§ Exercise brief
Output the data as it stands. Each line must match exactly.

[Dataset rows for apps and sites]

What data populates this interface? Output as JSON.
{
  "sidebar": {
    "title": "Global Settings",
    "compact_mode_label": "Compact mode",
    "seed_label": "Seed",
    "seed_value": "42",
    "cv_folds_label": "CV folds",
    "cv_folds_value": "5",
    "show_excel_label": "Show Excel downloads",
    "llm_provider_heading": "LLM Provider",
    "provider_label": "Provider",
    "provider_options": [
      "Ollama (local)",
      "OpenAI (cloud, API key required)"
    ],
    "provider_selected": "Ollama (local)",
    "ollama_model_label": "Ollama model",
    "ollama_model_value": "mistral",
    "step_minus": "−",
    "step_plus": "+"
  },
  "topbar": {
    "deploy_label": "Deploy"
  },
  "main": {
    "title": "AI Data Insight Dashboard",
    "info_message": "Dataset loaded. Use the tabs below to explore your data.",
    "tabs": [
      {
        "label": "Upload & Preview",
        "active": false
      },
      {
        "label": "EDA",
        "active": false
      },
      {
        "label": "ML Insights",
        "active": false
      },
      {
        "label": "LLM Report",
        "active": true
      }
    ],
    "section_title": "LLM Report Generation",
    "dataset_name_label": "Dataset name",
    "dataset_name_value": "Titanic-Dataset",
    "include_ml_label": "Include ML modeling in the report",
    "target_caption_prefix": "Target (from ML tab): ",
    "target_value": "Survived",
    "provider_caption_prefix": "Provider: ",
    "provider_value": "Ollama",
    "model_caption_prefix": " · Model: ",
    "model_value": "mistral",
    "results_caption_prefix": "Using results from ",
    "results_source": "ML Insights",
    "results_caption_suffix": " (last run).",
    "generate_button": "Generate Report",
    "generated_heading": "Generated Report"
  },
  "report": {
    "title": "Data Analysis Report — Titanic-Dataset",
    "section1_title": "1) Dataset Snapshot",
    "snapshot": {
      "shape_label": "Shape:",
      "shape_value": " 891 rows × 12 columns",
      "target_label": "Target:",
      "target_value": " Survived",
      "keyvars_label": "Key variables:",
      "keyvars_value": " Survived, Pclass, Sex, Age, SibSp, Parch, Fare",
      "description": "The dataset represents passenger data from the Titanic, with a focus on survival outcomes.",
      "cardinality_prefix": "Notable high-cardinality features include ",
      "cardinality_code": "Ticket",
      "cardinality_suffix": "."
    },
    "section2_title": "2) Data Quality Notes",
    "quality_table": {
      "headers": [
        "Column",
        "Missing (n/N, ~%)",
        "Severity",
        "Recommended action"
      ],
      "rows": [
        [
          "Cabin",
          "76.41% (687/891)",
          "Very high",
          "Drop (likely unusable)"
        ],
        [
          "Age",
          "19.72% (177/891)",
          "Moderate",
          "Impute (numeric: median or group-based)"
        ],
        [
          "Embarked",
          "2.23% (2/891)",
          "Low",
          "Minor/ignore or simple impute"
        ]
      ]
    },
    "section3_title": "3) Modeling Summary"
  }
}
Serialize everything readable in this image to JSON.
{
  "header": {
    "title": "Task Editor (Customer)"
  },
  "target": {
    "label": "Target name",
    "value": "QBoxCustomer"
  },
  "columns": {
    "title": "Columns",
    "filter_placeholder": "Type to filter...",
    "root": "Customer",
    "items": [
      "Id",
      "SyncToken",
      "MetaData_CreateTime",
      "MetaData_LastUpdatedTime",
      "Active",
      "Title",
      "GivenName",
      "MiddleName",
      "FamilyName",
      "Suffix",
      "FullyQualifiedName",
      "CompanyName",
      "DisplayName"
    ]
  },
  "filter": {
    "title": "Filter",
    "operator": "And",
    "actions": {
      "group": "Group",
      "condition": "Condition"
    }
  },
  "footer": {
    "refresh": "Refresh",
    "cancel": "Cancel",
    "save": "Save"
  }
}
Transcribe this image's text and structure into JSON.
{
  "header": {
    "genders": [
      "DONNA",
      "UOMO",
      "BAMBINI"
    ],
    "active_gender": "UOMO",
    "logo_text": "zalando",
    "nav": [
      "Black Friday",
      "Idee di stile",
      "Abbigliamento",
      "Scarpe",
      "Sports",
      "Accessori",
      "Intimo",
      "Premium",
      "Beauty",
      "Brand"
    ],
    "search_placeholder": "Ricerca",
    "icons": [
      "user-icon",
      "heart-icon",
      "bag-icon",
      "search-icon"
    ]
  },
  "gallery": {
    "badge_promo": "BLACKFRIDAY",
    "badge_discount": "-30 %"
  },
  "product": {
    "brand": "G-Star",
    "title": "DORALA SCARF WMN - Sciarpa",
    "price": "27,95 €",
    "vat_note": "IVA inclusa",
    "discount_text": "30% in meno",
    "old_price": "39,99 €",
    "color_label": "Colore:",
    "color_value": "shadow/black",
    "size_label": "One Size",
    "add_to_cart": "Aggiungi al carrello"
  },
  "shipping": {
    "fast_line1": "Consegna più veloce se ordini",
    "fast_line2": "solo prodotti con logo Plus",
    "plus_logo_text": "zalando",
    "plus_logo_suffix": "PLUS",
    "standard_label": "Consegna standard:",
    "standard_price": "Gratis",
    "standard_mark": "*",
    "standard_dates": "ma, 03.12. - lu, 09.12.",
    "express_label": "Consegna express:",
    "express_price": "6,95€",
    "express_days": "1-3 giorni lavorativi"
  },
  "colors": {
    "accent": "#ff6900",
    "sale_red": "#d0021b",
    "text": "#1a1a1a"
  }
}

§ Response
What data populates this interface? Output as JSON.
{
  "sidebar": {
    "title": "Global Settings",
    "compact_mode_label": "Compact mode",
    "seed_label": "Seed",
    "seed_value": "42",
    "cv_folds_label": "CV folds",
    "cv_folds_value": "5",
    "show_excel_label": "Show Excel downloads",
    "llm_provider_heading": "LLM Provider",
    "provider_label": "Provider",
    "provider_options": [
      "Ollama (local)",
      "OpenAI (cloud, API key required)"
    ],
    "provider_selected": "Ollama (local)",
    "ollama_model_label": "Ollama model",
    "ollama_model_value": "mistral",
    "step_minus": "−",
    "step_plus": "+"
  },
  "topbar": {
    "deploy_label": "Deploy"
  },
  "main": {
    "title": "AI Data Insight Dashboard",
    "info_message": "Dataset loaded. Use the tabs below to explore your data.",
    "tabs": [
      {
        "label": "Upload & Preview",
        "active": false
      },
      {
        "label": "EDA",
        "active": false
      },
      {
        "label": "ML Insights",
        "active": false
      },
      {
        "label": "LLM Report",
        "active": true
      }
    ],
    "section_title": "LLM Report Generation",
    "dataset_name_label": "Dataset name",
    "dataset_name_value": "Titanic-Dataset",
    "include_ml_label": "Include ML modeling in the report",
    "target_caption_prefix": "Target (from ML tab): ",
    "target_value": "Survived",
    "provider_caption_prefix": "Provider: ",
    "provider_value": "Ollama",
    "model_caption_prefix": " · Model: ",
    "model_value": "mistral",
    "results_caption_prefix": "Using results from ",
    "results_source": "ML Insights",
    "results_caption_suffix": " (last run).",
    "generate_button": "Generate Report",
    "generated_heading": "Generated Report"
  },
  "report": {
    "title": "Data Analysis Report — Titanic-Dataset",
    "section1_title": "1) Dataset Snapshot",
    "snapshot": {
      "shape_label": "Shape:",
      "shape_value": " 891 rows × 12 columns",
      "target_label": "Target:",
      "target_value": " Survived",
      "keyvars_label": "Key variables:",
      "keyvars_value": " Survived, Pclass, Sex, Age, SibSp, Parch, Fare",
      "description": "The dataset represents passenger data from the Titanic, with a focus on survival outcomes.",
      "cardinality_prefix": "Notable high-cardinality features include ",
      "cardinality_code": "Ticket",
      "cardinality_suffix": "."
    },
    "section2_title": "2) Data Quality Notes",
    "quality_table": {
      "headers": [
        "Column",
        "Missing (n/N, ~%)",
        "Severity",
        "Recommended action"
      ],
      "rows": [
        [
          "Cabin",
          "76.41% (687/891)",
          "Very high",
          "Drop (likely unusable)"
        ],
        [
          "Age",
          "19.72% (177/891)",
          "Moderate",
          "Impute (numeric: median or group-based)"
        ],
        [
          "Embarked",
          "2.23% (2/891)",
          "Low",
          "Minor/ignore or simple impute"
        ]
      ]
    },
    "section3_title": "3) Modeling Summary"
  }
}
Serialize everything readable in this image to JSON.
{
  "header": {
    "title": "Task Editor (Customer)"
  },
  "target": {
    "label": "Target name",
    "value": "QBoxCustomer"
  },
  "columns": {
    "title": "Columns",
    "filter_placeholder": "Type to filter...",
    "root": "Customer",
    "items": [
      "Id",
      "SyncToken",
      "MetaData_CreateTime",
      "MetaData_LastUpdatedTime",
      "Active",
      "Title",
      "GivenName",
      "MiddleName",
      "FamilyName",
      "Suffix",
      "FullyQualifiedName",
      "CompanyName",
      "DisplayName"
    ]
  },
  "filter": {
    "title": "Filter",
    "operator": "And",
    "actions": {
      "group": "Group",
      "condition": "Condition"
    }
  },
  "footer": {
    "refresh": "Refresh",
    "cancel": "Cancel",
    "save": "Save"
  }
}
Transcribe this image's text and structure into JSON.
{
  "header": {
    "genders": [
      "DONNA",
      "UOMO",
      "BAMBINI"
    ],
    "active_gender": "UOMO",
    "logo_text": "zalando",
    "nav": [
      "Black Friday",
      "Idee di stile",
      "Abbigliamento",
      "Scarpe",
      "Sports",
      "Accessori",
      "Intimo",
      "Premium",
      "Beauty",
      "Brand"
    ],
    "search_placeholder": "Ricerca",
    "icons": [
      "user-icon",
      "heart-icon",
      "bag-icon",
      "search-icon"
    ]
  },
  "gallery": {
    "badge_promo": "BLACKFRIDAY",
    "badge_discount": "-30 %"
  },
  "product": {
    "brand": "G-Star",
    "title": "DORALA SCARF WMN - Sciarpa",
    "price": "27,95 €",
    "vat_note": "IVA inclusa",
    "discount_text": "30% in meno",
    "old_price": "39,99 €",
    "color_label": "Colore:",
    "color_value": "shadow/black",
    "size_label": "One Size",
    "add_to_cart": "Aggiungi al carrello"
  },
  "shipping": {
    "fast_line1": "Consegna più veloce se ordini",
    "fast_line2": "solo prodotti con logo Plus",
    "plus_logo_text": "zalando",
    "plus_logo_suffix": "PLUS",
    "standard_label": "Consegna standard:",
    "standard_price": "Gratis",
    "standard_mark": "*",
    "standard_dates": "ma, 03.12. - lu, 09.12.",
    "express_label": "Consegna express:",
    "express_price": "6,95€",
    "express_days": "1-3 giorni lavorativi"
  },
  "colors": {
    "accent": "#ff6900",
    "sale_red": "#d0021b",
    "text": "#1a1a1a"
  }
}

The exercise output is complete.